Exercise instructions: Leaving out the images, please output every entry exactly as it appears.

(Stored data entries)
=== Begin Enclosure ===
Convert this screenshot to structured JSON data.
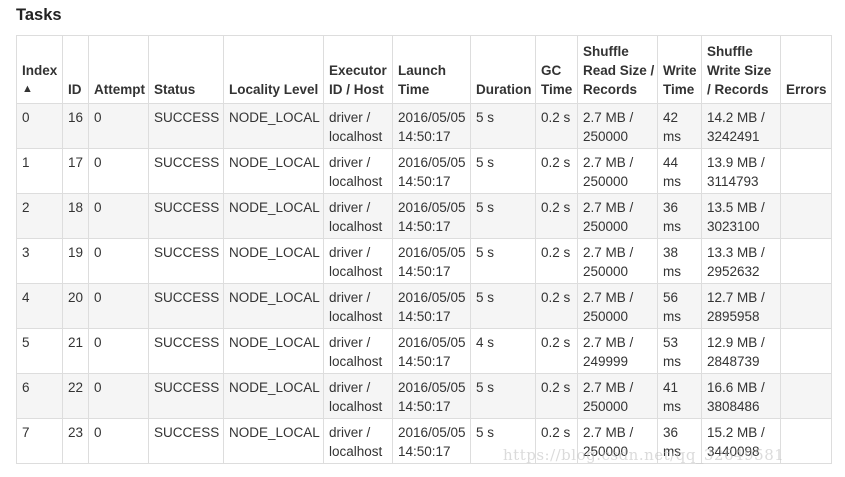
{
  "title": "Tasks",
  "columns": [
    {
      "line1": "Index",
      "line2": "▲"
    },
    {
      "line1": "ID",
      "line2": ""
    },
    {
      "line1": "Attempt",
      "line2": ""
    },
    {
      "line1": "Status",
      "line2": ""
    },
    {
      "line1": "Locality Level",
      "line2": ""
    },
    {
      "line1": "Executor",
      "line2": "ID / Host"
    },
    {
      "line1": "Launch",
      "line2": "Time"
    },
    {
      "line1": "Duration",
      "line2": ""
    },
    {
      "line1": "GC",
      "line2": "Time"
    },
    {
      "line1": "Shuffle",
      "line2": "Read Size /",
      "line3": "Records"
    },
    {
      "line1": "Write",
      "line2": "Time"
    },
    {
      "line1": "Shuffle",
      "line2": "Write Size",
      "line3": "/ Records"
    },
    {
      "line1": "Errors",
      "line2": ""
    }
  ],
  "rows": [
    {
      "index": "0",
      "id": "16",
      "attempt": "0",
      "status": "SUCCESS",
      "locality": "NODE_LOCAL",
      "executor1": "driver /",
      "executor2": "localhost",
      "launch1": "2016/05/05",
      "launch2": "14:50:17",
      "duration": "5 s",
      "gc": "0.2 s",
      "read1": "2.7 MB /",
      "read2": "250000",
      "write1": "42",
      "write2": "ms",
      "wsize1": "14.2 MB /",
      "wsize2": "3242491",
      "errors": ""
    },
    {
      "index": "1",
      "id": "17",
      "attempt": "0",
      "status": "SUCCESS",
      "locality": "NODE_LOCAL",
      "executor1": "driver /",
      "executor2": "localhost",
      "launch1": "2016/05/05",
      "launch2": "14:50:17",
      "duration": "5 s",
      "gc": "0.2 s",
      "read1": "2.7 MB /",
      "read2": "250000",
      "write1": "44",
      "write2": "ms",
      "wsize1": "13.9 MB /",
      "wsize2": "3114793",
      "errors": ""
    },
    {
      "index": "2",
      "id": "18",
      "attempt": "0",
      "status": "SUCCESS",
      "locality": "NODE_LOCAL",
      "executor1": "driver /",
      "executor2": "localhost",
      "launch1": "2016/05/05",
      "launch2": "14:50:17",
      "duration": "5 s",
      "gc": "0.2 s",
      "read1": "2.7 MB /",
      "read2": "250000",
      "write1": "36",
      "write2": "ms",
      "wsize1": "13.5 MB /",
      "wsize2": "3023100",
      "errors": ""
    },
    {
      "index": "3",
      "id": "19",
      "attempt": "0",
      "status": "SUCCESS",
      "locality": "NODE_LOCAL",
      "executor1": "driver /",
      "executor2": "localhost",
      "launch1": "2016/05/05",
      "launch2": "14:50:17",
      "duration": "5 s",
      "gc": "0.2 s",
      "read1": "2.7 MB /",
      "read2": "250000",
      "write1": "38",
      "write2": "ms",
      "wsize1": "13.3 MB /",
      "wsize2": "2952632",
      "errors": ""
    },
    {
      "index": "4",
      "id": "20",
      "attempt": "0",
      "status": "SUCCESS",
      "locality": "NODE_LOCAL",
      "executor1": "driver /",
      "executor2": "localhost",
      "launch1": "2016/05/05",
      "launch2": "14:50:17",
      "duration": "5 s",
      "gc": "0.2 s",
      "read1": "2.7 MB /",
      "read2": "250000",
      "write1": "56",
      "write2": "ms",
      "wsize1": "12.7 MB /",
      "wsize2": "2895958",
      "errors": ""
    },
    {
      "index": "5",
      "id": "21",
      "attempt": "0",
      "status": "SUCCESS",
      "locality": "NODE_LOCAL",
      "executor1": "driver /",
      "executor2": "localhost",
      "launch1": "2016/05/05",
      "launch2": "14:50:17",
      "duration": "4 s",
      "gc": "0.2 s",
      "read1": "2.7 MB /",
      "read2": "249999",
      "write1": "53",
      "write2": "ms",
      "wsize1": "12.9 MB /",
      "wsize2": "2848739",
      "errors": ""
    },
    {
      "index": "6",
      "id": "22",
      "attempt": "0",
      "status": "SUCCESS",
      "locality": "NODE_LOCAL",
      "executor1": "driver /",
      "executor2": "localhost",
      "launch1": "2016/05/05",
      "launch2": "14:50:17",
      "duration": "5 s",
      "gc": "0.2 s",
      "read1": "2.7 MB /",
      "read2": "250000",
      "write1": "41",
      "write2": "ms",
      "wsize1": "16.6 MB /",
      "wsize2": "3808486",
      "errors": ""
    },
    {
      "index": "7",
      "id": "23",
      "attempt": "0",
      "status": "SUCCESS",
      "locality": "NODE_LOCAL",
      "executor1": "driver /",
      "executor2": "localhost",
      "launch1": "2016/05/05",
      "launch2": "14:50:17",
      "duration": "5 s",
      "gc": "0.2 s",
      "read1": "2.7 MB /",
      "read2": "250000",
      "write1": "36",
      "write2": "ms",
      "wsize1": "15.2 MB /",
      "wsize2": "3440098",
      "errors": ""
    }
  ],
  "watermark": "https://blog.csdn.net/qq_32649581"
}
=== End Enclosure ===
Task answer:
Convert this screenshot to structured JSON data.
{
  "title": "Tasks",
  "columns": [
    {
      "line1": "Index",
      "line2": "▲"
    },
    {
      "line1": "ID",
      "line2": ""
    },
    {
      "line1": "Attempt",
      "line2": ""
    },
    {
      "line1": "Status",
      "line2": ""
    },
    {
      "line1": "Locality Level",
      "line2": ""
    },
    {
      "line1": "Executor",
      "line2": "ID / Host"
    },
    {
      "line1": "Launch",
      "line2": "Time"
    },
    {
      "line1": "Duration",
      "line2": ""
    },
    {
      "line1": "GC",
      "line2": "Time"
    },
    {
      "line1": "Shuffle",
      "line2": "Read Size /",
      "line3": "Records"
    },
    {
      "line1": "Write",
      "line2": "Time"
    },
    {
      "line1": "Shuffle",
      "line2": "Write Size",
      "line3": "/ Records"
    },
    {
      "line1": "Errors",
      "line2": ""
    }
  ],
  "rows": [
    {
      "index": "0",
      "id": "16",
      "attempt": "0",
      "status": "SUCCESS",
      "locality": "NODE_LOCAL",
      "executor1": "driver /",
      "executor2": "localhost",
      "launch1": "2016/05/05",
      "launch2": "14:50:17",
      "duration": "5 s",
      "gc": "0.2 s",
      "read1": "2.7 MB /",
      "read2": "250000",
      "write1": "42",
      "write2": "ms",
      "wsize1": "14.2 MB /",
      "wsize2": "3242491",
      "errors": ""
    },
    {
      "index": "1",
      "id": "17",
      "attempt": "0",
      "status": "SUCCESS",
      "locality": "NODE_LOCAL",
      "executor1": "driver /",
      "executor2": "localhost",
      "launch1": "2016/05/05",
      "launch2": "14:50:17",
      "duration": "5 s",
      "gc": "0.2 s",
      "read1": "2.7 MB /",
      "read2": "250000",
      "write1": "44",
      "write2": "ms",
      "wsize1": "13.9 MB /",
      "wsize2": "3114793",
      "errors": ""
    },
    {
      "index": "2",
      "id": "18",
      "attempt": "0",
      "status": "SUCCESS",
      "locality": "NODE_LOCAL",
      "executor1": "driver /",
      "executor2": "localhost",
      "launch1": "2016/05/05",
      "launch2": "14:50:17",
      "duration": "5 s",
      "gc": "0.2 s",
      "read1": "2.7 MB /",
      "read2": "250000",
      "write1": "36",
      "write2": "ms",
      "wsize1": "13.5 MB /",
      "wsize2": "3023100",
      "errors": ""
    },
    {
      "index": "3",
      "id": "19",
      "attempt": "0",
      "status": "SUCCESS",
      "locality": "NODE_LOCAL",
      "executor1": "driver /",
      "executor2": "localhost",
      "launch1": "2016/05/05",
      "launch2": "14:50:17",
      "duration": "5 s",
      "gc": "0.2 s",
      "read1": "2.7 MB /",
      "read2": "250000",
      "write1": "38",
      "write2": "ms",
      "wsize1": "13.3 MB /",
      "wsize2": "2952632",
      "errors": ""
    },
    {
      "index": "4",
      "id": "20",
      "attempt": "0",
      "status": "SUCCESS",
      "locality": "NODE_LOCAL",
      "executor1": "driver /",
      "executor2": "localhost",
      "launch1": "2016/05/05",
      "launch2": "14:50:17",
      "duration": "5 s",
      "gc": "0.2 s",
      "read1": "2.7 MB /",
      "read2": "250000",
      "write1": "56",
      "write2": "ms",
      "wsize1": "12.7 MB /",
      "wsize2": "2895958",
      "errors": ""
    },
    {
      "index": "5",
      "id": "21",
      "attempt": "0",
      "status": "SUCCESS",
      "locality": "NODE_LOCAL",
      "executor1": "driver /",
      "executor2": "localhost",
      "launch1": "2016/05/05",
      "launch2": "14:50:17",
      "duration": "4 s",
      "gc": "0.2 s",
      "read1": "2.7 MB /",
      "read2": "249999",
      "write1": "53",
      "write2": "ms",
      "wsize1": "12.9 MB /",
      "wsize2": "2848739",
      "errors": ""
    },
    {
      "index": "6",
      "id": "22",
      "attempt": "0",
      "status": "SUCCESS",
      "locality": "NODE_LOCAL",
      "executor1": "driver /",
      "executor2": "localhost",
      "launch1": "2016/05/05",
      "launch2": "14:50:17",
      "duration": "5 s",
      "gc": "0.2 s",
      "read1": "2.7 MB /",
      "read2": "250000",
      "write1": "41",
      "write2": "ms",
      "wsize1": "16.6 MB /",
      "wsize2": "3808486",
      "errors": ""
    },
    {
      "index": "7",
      "id": "23",
      "attempt": "0",
      "status": "SUCCESS",
      "locality": "NODE_LOCAL",
      "executor1": "driver /",
      "executor2": "localhost",
      "launch1": "2016/05/05",
      "launch2": "14:50:17",
      "duration": "5 s",
      "gc": "0.2 s",
      "read1": "2.7 MB /",
      "read2": "250000",
      "write1": "36",
      "write2": "ms",
      "wsize1": "15.2 MB /",
      "wsize2": "3440098",
      "errors": ""
    }
  ],
  "watermark": "https://blog.csdn.net/qq_32649581"
}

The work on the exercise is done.